When it comes to beef, there's a baffling array of options to choose from. But in the past 10 years or so, one option in particular has left many a beef fan scratching his or her head in puzzlement.
The dilemma we're referring to is the decision whether to buy regular corn-fed beef or drop a few extra bucks and pick up the grass-fed variety. While the grass-fed meat industry is still small potatoes compared to corn-fed commerce, it's growing at a steady rate. For example, in 2006, grass-fed beef amounted to less than 1 percent of the overall beef industry, but still brought in roughly $120 million in sales [source: Time].
So clearly a lot of people are jumping on the grass-fed beef bandwagon, which raises the question: Do they know something the rest of us don't? Or are they just health nuts who'll buy anything labeled "USDA Process Verified" and has support from animal and Earth advocates?
Well, as it turns out, grass-fed beef really might be worth those extra couple of dollars -- at least if a person is actually concerned about eating healthily, humanely and with regard for the environment. That's because the meat that's from cattle that eat mostly corn is commonly considered less nutritious than that from cows allowed to graze on grass, their natural fare.

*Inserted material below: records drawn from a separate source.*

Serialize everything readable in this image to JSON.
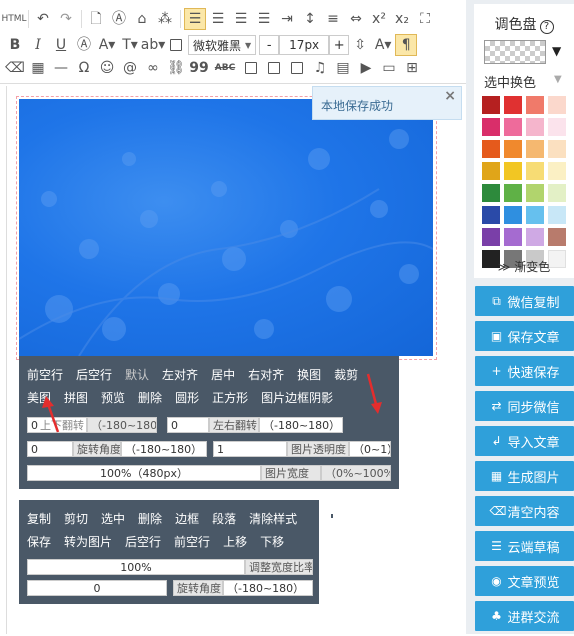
{
  "toolbar": {
    "html_label": "HTML",
    "font_family": "微软雅黑",
    "font_size": "17px",
    "minus": "-",
    "plus": "+",
    "quote_glyph": "99",
    "abc_label": "ABC"
  },
  "toast": {
    "text": "本地保存成功",
    "close": "×"
  },
  "image_panel": {
    "row1": [
      "前空行",
      "后空行",
      "默认",
      "左对齐",
      "居中",
      "右对齐",
      "换图",
      "裁剪"
    ],
    "row2": [
      "美图",
      "拼图",
      "预览",
      "删除",
      "圆形",
      "正方形",
      "图片边框阴影"
    ],
    "flip_v_value": "0",
    "flip_v_label": "上下翻转",
    "flip_v_range": "（-180~180）",
    "flip_h_value": "0",
    "flip_h_label": "左右翻转",
    "flip_h_range": "（-180~180）",
    "rotate_value": "0",
    "rotate_label": "旋转角度",
    "rotate_range": "（-180~180）",
    "opacity_value": "1",
    "opacity_label": "图片透明度",
    "opacity_range": "（0~1）",
    "width_value": "100%（480px）",
    "width_label": "图片宽度",
    "width_range": "（0%~100%）"
  },
  "block_panel": {
    "row1": [
      "复制",
      "剪切",
      "选中",
      "删除",
      "边框",
      "段落",
      "清除样式"
    ],
    "row2": [
      "保存",
      "转为图片",
      "后空行",
      "前空行",
      "上移",
      "下移"
    ],
    "width_value": "100%",
    "width_label": "调整宽度比率",
    "rotate_value": "0",
    "rotate_label": "旋转角度",
    "rotate_range": "（-180~180）"
  },
  "palette": {
    "title": "调色盘",
    "help": "?",
    "dropdown": "▼",
    "select_mode": "选中换色",
    "more": "渐变色",
    "colors": [
      "#b52020",
      "#e03131",
      "#f07a6a",
      "#fbd8cc",
      "#d92e6a",
      "#ee6b9b",
      "#f5b5cc",
      "#fbe3ec",
      "#e55a1c",
      "#f0892d",
      "#f5b870",
      "#fbe0c0",
      "#e0a519",
      "#f2c623",
      "#f7dc74",
      "#fbf0c4",
      "#2d8a3c",
      "#5fb146",
      "#b1d46d",
      "#e3f0c6",
      "#2a4aa8",
      "#2f8fe0",
      "#66c0ee",
      "#c8e7f7",
      "#7a3fa8",
      "#a56bd0",
      "#cfa9e4",
      "#b87b6c",
      "#222222",
      "#777777",
      "#c9c9c9",
      "#f3f3f3"
    ]
  },
  "sidebar_buttons": [
    {
      "icon": "⧉",
      "label": "微信复制"
    },
    {
      "icon": "▣",
      "label": "保存文章"
    },
    {
      "icon": "+",
      "label": "快速保存"
    },
    {
      "icon": "⇄",
      "label": "同步微信"
    },
    {
      "icon": "↲",
      "label": "导入文章"
    },
    {
      "icon": "▦",
      "label": "生成图片"
    },
    {
      "icon": "⌫",
      "label": "清空内容"
    },
    {
      "icon": "☰",
      "label": "云端草稿"
    },
    {
      "icon": "◉",
      "label": "文章预览"
    },
    {
      "icon": "♣",
      "label": "进群交流"
    }
  ]
}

Grass-fed cows do tend to taste a bit chewier than corn-fed cows -- they get exercise as they move from pasture to pasture, so they're more muscular -- but when it comes to nutrients, they're jam-packed.
On the next page, we'll take a closer look at why grass-fed cows are becoming such, well, cash cows.